--- SUPPLIED RECORDS ---
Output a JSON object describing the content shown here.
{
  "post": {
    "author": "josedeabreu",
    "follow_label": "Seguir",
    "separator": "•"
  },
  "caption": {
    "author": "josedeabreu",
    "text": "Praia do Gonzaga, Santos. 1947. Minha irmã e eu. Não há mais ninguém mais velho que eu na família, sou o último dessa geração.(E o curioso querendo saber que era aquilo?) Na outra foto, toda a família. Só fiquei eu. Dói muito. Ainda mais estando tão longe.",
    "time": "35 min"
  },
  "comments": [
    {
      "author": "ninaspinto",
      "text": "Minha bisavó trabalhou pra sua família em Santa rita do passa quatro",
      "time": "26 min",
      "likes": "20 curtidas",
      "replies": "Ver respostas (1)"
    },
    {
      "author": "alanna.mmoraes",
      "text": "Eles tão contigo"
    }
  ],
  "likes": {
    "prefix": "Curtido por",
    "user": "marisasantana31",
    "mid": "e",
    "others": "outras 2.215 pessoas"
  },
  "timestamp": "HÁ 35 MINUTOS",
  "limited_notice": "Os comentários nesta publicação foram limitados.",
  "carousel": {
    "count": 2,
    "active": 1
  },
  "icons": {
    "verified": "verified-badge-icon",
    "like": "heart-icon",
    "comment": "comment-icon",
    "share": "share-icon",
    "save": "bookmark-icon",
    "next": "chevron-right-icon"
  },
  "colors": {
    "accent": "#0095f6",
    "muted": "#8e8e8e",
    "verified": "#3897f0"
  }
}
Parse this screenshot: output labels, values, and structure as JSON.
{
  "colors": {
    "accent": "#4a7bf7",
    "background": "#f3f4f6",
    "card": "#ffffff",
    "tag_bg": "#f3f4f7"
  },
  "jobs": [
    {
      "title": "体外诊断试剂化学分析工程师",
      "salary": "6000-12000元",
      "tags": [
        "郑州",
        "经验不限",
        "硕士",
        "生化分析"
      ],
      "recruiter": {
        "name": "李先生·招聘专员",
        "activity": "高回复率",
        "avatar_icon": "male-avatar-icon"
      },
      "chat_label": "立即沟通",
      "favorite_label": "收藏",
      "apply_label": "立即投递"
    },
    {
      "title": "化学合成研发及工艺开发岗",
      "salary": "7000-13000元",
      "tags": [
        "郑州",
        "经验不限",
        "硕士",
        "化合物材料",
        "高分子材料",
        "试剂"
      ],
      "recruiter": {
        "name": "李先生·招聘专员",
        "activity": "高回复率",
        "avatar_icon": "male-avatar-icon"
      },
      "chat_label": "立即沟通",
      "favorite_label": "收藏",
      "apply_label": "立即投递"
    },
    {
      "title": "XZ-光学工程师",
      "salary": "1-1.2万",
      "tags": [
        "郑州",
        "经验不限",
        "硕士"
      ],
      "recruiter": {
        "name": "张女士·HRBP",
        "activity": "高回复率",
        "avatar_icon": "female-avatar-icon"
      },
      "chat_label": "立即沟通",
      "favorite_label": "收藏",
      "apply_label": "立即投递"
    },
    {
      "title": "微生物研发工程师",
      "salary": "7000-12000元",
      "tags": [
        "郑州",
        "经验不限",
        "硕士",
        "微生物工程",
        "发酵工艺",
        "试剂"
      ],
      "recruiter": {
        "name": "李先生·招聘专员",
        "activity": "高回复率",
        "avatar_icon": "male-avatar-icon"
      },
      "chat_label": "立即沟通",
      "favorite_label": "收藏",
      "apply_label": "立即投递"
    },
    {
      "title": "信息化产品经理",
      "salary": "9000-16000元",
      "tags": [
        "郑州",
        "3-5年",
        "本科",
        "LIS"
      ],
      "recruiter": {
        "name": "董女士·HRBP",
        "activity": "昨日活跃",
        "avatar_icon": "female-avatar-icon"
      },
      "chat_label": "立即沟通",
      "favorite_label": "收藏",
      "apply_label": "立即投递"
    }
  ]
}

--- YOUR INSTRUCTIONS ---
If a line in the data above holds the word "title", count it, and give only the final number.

--- TASK RESULT ---
5